MATERIAL TO PROCESS
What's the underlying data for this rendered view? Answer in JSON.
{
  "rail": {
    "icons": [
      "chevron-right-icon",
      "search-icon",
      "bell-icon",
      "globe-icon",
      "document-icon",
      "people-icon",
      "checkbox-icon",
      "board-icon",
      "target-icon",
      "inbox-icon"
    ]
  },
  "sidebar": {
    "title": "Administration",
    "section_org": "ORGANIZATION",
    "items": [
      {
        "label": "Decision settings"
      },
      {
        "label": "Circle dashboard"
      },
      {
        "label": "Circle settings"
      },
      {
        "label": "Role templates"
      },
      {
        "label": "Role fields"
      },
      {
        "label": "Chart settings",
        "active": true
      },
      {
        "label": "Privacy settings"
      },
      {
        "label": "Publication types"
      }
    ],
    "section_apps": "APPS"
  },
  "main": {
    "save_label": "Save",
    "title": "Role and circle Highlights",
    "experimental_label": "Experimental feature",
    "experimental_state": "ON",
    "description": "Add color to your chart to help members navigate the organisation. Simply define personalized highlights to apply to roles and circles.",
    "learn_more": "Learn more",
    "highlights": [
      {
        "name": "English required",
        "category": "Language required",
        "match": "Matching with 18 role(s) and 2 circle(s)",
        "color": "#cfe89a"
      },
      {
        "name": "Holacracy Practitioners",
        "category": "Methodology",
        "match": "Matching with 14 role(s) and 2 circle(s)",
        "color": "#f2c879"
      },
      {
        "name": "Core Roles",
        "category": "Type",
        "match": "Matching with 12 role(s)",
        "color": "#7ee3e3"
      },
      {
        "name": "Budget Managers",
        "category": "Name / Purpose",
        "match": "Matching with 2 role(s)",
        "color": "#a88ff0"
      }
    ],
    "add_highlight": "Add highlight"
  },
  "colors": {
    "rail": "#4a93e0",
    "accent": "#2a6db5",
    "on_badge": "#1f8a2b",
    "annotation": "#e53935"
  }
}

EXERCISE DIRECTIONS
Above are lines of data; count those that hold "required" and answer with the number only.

TASK SOLUTION
2